Sunday, March 11, 2012
In case you missed the huge announcement last week, I want to be sure that everyone knows: Taco House has re-opened for the 2012 season. Let the grease begin.
As residents of the Lakes Area, our lives are intensely seasonal. The crowds come and (thankfully) go. The snow-birds return, the docks go in, and then just as suddenly, the docks come out. We mark the changes with our own quirky traditions, as reminders that in the midst of the change, the important things (like Taco House and nutty bars and roller coasters) stay the same.
We biked down to Taco House yesterday to join the crowds. I wasn’t as hungry for Nachos Royale (hold the onions, add extra guacamole) as I was for the nostalgia and the tradition. As I pedaled, I thought about seasons and the inevitability of change. As teachers, we work in a profession which is certainly as much or perhaps even more seasonal than tourism at the Lakes. Every year, we fall in love with a new set of students. We adjust to new schedules, new curriculum and new people. And, in the midst of the change, the important things (like kids learning and growing and becoming) stay the same.
Do you remember the summer when Taco House was threatened? Taco House became the icon of summer back in its glory days, with a prominent location on Highway 71. When the city decided to widen the road, it was declared that Taco House would no longer be on the highway but would be tucked away several hundred yards to the West.
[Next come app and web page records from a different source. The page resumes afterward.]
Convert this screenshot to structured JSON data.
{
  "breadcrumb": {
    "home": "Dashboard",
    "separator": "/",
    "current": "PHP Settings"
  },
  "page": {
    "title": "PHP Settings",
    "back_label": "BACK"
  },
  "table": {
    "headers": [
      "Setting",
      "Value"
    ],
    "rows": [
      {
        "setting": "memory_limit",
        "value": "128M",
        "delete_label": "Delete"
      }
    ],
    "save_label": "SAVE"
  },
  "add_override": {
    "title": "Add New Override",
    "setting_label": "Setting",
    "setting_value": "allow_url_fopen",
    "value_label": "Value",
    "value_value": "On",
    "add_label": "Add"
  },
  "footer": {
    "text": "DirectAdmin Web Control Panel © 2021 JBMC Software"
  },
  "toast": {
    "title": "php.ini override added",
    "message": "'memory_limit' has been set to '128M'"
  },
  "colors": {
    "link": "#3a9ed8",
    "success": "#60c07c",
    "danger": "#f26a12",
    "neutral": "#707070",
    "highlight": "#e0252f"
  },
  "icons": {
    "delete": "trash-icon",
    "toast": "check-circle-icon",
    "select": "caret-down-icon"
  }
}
I worried about Taco House that summer. I worried that the change wouldn’t be good for its business, and that it might never be the same. I lost weight due to the absence of grease and nacho cheese in my regular summer diet.
You can imagine how happy I was when Taco House re-opened again after the Highway Project was complete. I vividly remember sitting outside on the picnic tables, munching nachos with joy. “This is amazing!” I exclaimed. “How did they move Taco House without changing even one thing? The concrete tables are exactly the same, the potted plants, the little brick wall, and even the booths and the interior of the restaurant are completely the same! I can’t believe they were able to move Taco House without changing everything that I love about this place.”
James sat silently as I marveled about this engineering mystery. Finally, he looked me in the eye and said slowly, “Kari, they didn’t move Taco House. They moved the highway.”
I had wasted a lot of energy worrying about something that wasn’t even real. My fears were based on imagination, and mis-information. My reflexive response to change is generally one of doubt and fear and uneasiness. But what I learned from Taco House that day was this: change is inevitable, and beyond my control. But fear is not.
James smiled at me and we started to laugh and laugh and laugh. We still haven’t stopped laughing.
“You should worry less and bike more,” he said. And he was right.
Posted by KMW at 7:00 PM